Assignment
Find every line below with the string "brainstorming" and pick it out.

Records shown
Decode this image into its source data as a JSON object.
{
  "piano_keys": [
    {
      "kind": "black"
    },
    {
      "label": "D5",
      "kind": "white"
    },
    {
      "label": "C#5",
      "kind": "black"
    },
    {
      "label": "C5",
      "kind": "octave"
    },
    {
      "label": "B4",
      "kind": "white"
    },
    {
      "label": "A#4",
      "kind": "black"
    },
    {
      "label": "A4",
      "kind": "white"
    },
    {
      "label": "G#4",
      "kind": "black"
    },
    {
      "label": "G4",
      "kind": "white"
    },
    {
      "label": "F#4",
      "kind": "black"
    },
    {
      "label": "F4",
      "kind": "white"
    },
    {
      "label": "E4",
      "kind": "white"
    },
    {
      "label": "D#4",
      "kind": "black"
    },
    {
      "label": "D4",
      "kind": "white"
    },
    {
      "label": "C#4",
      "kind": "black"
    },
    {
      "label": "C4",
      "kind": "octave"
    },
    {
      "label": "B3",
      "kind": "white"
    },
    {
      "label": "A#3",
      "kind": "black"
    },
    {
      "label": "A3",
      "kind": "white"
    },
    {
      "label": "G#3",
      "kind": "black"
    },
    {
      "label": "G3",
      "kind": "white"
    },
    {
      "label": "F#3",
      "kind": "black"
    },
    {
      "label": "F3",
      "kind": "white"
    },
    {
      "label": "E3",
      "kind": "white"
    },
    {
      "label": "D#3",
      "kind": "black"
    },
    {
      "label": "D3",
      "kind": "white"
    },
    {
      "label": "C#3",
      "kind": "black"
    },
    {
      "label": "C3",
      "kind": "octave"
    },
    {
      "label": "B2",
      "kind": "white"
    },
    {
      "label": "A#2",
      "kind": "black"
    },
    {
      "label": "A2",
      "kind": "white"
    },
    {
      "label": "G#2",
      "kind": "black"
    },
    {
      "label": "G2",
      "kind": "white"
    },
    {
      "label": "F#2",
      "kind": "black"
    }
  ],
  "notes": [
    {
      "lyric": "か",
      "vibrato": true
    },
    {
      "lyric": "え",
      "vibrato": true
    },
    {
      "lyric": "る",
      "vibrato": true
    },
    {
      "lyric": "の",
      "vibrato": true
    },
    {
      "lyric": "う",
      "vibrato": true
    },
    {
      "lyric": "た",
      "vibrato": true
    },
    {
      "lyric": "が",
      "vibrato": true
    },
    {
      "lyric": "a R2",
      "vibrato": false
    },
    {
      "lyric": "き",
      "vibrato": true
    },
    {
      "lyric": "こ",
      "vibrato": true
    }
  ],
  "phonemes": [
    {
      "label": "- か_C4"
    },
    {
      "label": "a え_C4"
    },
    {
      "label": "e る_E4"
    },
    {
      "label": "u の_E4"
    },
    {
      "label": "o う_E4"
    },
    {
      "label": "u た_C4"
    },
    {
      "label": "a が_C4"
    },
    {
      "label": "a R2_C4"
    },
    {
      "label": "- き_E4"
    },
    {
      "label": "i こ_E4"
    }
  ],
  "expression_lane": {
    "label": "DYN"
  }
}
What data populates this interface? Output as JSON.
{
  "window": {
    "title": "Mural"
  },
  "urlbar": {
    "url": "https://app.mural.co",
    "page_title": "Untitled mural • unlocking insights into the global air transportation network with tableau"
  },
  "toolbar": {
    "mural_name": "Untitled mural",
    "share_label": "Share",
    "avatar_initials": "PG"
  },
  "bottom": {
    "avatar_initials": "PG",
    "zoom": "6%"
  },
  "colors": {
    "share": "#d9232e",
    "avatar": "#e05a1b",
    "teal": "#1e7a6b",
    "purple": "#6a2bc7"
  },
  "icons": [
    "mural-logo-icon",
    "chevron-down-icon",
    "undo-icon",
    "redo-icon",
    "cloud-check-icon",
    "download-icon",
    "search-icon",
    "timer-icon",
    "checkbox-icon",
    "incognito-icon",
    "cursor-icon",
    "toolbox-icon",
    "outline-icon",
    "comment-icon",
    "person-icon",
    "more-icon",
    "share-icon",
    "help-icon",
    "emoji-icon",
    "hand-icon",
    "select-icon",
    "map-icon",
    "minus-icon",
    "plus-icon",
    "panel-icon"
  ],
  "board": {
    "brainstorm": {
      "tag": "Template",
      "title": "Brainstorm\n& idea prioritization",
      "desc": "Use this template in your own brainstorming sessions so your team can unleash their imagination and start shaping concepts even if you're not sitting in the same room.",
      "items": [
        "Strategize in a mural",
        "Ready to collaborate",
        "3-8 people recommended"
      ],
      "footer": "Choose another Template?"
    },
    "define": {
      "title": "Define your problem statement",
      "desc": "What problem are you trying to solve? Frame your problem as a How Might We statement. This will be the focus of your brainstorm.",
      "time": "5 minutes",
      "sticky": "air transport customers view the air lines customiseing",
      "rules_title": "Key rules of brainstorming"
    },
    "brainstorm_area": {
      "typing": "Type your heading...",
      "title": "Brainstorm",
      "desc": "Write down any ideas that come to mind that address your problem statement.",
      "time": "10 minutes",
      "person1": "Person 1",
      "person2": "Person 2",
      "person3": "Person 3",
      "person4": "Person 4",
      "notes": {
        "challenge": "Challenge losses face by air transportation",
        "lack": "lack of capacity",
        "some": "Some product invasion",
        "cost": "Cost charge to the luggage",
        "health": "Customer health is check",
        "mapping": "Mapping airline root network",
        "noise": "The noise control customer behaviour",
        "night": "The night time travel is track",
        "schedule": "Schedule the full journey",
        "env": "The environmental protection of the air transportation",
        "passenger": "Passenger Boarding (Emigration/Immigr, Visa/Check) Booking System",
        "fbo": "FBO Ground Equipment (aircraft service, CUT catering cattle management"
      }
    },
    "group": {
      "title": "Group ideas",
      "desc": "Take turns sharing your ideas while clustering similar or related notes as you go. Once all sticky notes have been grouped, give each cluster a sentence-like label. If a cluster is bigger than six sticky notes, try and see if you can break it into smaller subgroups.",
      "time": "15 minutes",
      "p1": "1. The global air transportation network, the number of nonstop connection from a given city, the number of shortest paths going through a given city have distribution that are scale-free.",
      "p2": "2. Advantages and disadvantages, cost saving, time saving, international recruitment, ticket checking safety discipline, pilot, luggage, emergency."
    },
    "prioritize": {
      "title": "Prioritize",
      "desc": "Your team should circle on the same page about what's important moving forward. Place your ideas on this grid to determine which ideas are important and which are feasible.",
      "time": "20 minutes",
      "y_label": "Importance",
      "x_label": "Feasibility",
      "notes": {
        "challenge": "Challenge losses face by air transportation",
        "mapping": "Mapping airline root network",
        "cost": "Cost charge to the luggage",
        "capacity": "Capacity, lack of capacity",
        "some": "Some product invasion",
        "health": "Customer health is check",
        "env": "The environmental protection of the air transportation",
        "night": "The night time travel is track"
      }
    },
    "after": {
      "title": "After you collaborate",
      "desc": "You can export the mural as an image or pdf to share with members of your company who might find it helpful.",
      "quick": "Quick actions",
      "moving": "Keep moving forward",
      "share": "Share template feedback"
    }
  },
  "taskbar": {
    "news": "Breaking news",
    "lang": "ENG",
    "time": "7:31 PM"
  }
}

Written solution
      "desc": "Use this template in your own brainstorming sessions so your team can unleash their imagination and start shaping concepts even if you're not sitting in the same room.",
      "rules_title": "Key rules of brainstorming"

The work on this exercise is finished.